I have no complaints about the Dolby Digital 5.1 mix which provides excellent fidelity and decent dimensionality using the surrounds effectively primarily for immersive environmental effects. The LFE channel comes into play in a few key sequences that logically lend themselves to it, but is overall used sparingly. An English 2.0 Pro-Logic track is also available as well as alternate language Dolby Digital 5.1tracks in French and Spanish.
The Commentary by Director Tony Gilroy and Film Editor John Gilroy runs the full length of the movie with few gaps or slow spots. Tony Gilroy begins by discussing the long genesis of the project, which was aided greatly by his accumulation of producing partners including Sydney Pollack, Stephen Soderbergh, and, finally, George Clooney. After this, the discussion shifts to primarily technical topics having to do with the film's production and editing. They rarely discuss story or screenplay elements except to cover deleted scenes and perceived plot holes. While Tony does most of the talking, the two Gilroys prove to be excellent foils for each other, mutually soliciting comments and keeping things moving at a decent pace. One of the questions many viewers of the film frequently ask is "Why does Michael stop and get out of his car?" at one particular critical juncture. They do point out in the commentary where a piece of CGI was inserted that reveals the answer to this question. I will not spoil exactly what it is, but it is during the scene where Michael is in Arthur's apartment. In a nice touch, this commentary is also available with English subtitles.
Additional Scenes with [Optional] Commentary by Director Tony Gilroy and Film Editor John Gilroy includes three scenes deleted from the film for time with commentary explaining the reasoning behind them. The commentary on the deleted scenes is also available with English subtitles. The scenes are as follow:
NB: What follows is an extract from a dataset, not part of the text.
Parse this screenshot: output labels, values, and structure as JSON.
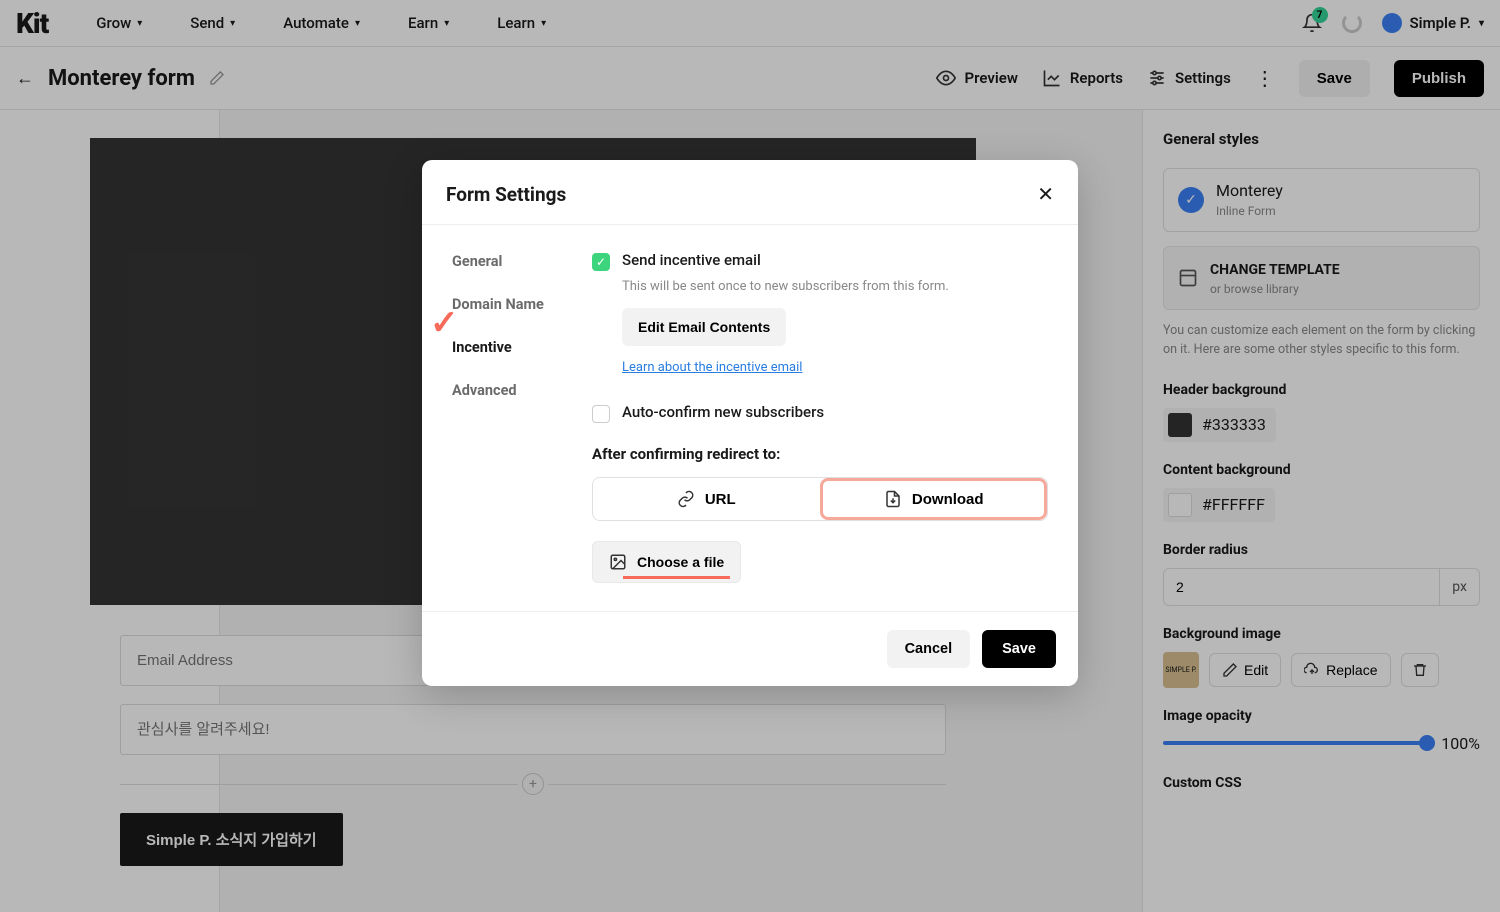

- The first scene reveals an excised romantic relationship between Michael and one of his co-workers.(2:09)
- A scene with Michael and an attorney arranging another "fix" that would have slotted into the film's opening sequence before the flashback (1:23)
- A scene where two assassins discuss planting a bomb in a car.(:45)
When the disc is first spun up, the viewer is greeted with six skippable promotional spots, all of them presented in 4:3 video with Dolby Digital 2.0 stereo sound. They are as follows:
- The Brave One DVD Trailer (:33)
- The Assassination of Jesse James by the Coward Robert Ford DVD Trailer (:32)
- State of Play BBC Television Series DVD Trailer (1:01)
- 10,000 B.C. Theatrical Teaser (1:17)
- Funny Games Theatrical Trailer (2:19)
- Get Smart Theatrical Teaser (1:15)
The disc is packaged in a standard Amaray-style case with no inserts.
Tony Gilroy's directorial debut is a satisfying retro-thriller featuring a strong performance from the ultimate retro movie star, George Clooney, and outstanding supporting turns from Tom Wilkinson and Tilda Swinton. It is presented on DVD with a slightly disappointing video presentation due to compression artifacts with a satisfyingly immersive Dolby Digital 5.1 track. Extras include an outstanding, technically oriented commentary from Gilroy and his brother, John, who edited the film, as well as a collection of three deleted scenes.